%S 1,1,1,1,1,1,2,2,2,2,1,2,3,1,3,3,2,2,4,3,4,4,4,2,3,4,3,3,5,5,5,4,5,4,
%T 5,4,5,5,6,4,4,7,4,6,7,6,7,5,4,5,4,6,8,7,7,7,7,4,8,9,8,5,9,6,7,8,4,8,
%U 8,10,8,6,6,10,9,9,7,7,6,9,10,9,8,8,12,13
%N a(n) is the number of sets of three positive integers p_1 < p_2 < p_3 such that 2*p_2 = p_1 + p_3, where p_i (i=1,2,3) is either 1 or a prime number and p_3 = prime(n).
%C a(n)>0 for n > 1.
%C It is conjectured that every positive integer appears a positive finite number of times in this sequence.
%C The sequence of records is 1, 2, 3, 4, 5, 6, 7, 8, 9, 10, 12, 13, 14, 15, 16, 18, 20, 21, 22, 23, 24, 25, 27, 28, 31, 33, 34, 35, 36, 39, 40, 41, 42, 43, 46, 47, 48, 50, 51, 53, 55, 56, 58, 61, 62, 64, 65, 66, 70, 71, 72, 74, 76, 78,...  _R. J. Mathar_, May 02 2014
%C Alternative definition for p_i is p_1 is either 1 or an odd prime, p_2 is an odd prime after a(2) and p_3 is prime(n).  _Jon Perry_, Apr 17 2014.
%H Lei Zhou, <a href="/A240301/b240301.txt">Table of n, a(n) for n = 2..10001</a>

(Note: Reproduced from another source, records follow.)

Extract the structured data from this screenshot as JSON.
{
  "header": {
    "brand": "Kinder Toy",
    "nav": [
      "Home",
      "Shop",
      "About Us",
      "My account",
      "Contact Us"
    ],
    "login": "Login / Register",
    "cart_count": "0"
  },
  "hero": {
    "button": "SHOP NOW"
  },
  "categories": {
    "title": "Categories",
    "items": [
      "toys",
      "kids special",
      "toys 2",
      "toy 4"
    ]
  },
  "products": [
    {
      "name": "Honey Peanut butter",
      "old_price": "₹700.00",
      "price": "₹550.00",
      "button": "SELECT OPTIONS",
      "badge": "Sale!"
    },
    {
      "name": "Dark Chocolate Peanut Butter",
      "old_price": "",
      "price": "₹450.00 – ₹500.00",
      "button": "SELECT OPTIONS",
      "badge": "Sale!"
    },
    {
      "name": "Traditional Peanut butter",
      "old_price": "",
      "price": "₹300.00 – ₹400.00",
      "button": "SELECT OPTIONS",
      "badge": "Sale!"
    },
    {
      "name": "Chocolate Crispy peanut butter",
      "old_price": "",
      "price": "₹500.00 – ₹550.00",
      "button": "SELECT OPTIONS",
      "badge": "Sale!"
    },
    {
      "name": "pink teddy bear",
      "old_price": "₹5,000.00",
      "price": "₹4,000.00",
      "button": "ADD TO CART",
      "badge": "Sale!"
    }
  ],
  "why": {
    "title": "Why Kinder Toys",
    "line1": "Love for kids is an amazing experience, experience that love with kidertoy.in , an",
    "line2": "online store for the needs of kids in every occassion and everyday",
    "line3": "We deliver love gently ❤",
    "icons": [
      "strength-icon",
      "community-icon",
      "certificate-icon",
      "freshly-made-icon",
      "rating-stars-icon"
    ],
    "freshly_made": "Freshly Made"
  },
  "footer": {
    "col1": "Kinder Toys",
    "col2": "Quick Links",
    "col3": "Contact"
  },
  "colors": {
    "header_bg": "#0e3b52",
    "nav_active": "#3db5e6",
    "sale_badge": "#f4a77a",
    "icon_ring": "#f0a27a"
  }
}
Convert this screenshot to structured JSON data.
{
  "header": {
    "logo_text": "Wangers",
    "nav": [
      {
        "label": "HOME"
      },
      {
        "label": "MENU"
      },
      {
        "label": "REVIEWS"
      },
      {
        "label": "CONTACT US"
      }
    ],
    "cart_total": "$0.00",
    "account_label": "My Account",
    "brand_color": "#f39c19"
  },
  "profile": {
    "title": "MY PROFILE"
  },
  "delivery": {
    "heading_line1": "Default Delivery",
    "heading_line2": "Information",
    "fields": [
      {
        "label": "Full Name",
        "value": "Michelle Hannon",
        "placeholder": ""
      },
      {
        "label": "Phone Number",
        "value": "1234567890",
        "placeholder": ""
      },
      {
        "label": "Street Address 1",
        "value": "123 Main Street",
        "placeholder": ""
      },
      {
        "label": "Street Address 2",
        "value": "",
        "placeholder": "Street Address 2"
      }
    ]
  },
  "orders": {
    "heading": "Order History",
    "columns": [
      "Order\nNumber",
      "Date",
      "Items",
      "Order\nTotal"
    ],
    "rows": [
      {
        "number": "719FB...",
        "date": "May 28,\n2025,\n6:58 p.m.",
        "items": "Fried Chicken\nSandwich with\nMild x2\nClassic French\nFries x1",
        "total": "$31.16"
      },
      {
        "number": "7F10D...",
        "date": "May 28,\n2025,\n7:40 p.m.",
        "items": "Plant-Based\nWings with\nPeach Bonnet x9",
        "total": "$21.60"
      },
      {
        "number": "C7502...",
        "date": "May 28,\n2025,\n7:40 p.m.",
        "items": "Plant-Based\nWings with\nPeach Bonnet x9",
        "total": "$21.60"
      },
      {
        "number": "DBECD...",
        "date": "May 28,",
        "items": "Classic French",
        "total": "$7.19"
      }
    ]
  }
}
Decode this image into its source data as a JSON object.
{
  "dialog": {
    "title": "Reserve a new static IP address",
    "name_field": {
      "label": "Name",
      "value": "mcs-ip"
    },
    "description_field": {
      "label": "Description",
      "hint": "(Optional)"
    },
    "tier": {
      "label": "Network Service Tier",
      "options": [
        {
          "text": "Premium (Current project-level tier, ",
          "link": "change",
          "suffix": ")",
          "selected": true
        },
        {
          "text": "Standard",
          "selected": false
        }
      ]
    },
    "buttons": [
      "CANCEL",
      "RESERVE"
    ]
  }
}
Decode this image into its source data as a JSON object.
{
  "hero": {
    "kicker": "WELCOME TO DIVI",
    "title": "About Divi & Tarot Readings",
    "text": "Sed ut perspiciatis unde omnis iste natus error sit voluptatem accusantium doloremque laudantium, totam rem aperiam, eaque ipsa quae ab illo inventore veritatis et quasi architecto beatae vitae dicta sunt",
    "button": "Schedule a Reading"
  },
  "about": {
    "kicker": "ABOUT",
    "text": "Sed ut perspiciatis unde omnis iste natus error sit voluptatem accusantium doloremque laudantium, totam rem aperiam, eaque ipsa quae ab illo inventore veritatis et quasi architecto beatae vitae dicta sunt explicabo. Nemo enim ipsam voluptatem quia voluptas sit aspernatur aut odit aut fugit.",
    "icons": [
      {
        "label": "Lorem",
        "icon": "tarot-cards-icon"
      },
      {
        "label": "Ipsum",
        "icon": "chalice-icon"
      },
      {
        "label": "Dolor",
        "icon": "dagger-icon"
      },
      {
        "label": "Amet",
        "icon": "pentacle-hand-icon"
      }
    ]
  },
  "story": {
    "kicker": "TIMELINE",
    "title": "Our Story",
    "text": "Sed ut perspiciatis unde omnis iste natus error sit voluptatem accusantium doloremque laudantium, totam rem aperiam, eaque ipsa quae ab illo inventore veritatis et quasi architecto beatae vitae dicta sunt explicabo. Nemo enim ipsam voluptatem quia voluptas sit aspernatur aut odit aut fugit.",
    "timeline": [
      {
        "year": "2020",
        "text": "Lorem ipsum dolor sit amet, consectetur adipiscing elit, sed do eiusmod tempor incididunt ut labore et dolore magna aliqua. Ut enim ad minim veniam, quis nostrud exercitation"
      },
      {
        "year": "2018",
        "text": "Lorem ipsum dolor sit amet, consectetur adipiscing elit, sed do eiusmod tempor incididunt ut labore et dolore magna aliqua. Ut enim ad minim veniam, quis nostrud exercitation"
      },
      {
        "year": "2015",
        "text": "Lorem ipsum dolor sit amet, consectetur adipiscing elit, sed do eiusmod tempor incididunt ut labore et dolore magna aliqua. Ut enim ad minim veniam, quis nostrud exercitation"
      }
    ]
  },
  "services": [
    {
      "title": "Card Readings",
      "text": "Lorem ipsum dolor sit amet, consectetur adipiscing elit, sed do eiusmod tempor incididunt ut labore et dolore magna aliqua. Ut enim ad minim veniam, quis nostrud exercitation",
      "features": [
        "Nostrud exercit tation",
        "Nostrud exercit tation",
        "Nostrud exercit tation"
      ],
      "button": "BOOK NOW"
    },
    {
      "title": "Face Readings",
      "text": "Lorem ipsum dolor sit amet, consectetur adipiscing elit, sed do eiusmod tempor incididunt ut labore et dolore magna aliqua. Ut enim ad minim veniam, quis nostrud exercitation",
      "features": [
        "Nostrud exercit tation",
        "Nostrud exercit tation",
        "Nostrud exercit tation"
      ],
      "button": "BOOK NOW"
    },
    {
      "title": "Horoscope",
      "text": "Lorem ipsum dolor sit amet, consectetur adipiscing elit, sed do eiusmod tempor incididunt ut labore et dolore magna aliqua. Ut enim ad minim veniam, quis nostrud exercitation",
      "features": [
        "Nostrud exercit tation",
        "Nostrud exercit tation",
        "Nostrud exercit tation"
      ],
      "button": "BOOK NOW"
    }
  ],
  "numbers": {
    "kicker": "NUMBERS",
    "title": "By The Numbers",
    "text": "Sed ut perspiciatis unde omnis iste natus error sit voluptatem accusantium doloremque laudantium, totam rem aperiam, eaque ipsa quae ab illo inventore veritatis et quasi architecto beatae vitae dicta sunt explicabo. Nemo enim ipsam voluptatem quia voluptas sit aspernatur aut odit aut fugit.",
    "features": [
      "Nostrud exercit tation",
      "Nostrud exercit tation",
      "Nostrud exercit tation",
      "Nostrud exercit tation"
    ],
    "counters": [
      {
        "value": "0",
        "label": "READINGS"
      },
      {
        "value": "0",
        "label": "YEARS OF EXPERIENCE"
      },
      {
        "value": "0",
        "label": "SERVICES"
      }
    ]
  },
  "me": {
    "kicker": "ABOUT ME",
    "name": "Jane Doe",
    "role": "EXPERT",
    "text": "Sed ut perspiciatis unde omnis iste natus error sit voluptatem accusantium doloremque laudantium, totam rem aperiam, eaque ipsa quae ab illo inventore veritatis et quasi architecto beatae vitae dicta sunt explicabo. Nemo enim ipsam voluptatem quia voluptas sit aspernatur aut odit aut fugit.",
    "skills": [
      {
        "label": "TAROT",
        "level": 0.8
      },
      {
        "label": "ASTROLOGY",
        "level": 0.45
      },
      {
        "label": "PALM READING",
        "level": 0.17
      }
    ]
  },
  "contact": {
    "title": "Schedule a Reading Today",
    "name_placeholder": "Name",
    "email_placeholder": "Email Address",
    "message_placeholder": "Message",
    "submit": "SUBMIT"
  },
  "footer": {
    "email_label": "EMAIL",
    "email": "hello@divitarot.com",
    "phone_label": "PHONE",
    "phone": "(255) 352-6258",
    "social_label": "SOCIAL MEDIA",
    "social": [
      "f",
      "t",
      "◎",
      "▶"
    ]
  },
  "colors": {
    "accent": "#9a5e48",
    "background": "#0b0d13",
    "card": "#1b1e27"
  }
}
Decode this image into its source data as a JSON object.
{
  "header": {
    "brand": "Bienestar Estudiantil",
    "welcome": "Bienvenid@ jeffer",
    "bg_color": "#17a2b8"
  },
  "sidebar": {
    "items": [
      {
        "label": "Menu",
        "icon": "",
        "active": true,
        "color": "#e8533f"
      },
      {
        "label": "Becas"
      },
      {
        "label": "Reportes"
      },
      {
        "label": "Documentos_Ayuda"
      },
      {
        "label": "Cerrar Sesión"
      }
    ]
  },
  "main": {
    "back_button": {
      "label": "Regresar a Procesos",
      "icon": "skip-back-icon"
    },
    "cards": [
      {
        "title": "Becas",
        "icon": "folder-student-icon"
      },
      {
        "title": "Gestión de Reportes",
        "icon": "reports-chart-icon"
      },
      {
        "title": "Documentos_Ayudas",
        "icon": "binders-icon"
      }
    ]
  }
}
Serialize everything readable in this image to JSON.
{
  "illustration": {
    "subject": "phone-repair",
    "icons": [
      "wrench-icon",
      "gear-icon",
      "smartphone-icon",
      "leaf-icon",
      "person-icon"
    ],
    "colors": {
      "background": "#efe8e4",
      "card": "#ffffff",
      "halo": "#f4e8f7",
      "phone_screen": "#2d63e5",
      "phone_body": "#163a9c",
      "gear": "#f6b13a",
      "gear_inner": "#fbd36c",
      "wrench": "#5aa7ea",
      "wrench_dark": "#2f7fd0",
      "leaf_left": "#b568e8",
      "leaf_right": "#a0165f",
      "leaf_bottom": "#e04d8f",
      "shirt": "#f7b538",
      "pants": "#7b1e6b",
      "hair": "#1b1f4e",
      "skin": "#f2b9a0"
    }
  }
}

%e For n=2, p_3=prime(2)=3, 2*2=1+3. One instance found, so a(2)=1;
%e ...
%e For n=8, p_3=prime(8)=19, 2*11=3+19, 2*13=7+19. Two instances found, so a(8)=2;
%e ...
%e For n=30, p_3=prime(30)=113, 2*59=5+113, 2*71=29+113, 2*83=53+113, 2*101=89+113, 2*107=101+113. Five instances found, so a(30)=5.
%t Table[p = Prime[n]; ct = 0; pp = p; While[pp = NextPrime[pp, 1]; diff = p  pp; diff < pp, cp = pp  diff; If[(PrimeQ[cp])  (cp == 1), ct++]]; ct, {n, 2, 87}]
%Y Cf. A000040, A240232.
%K nonn,easy
%O 2,7
%A _Lei Zhou_, Apr 03 2014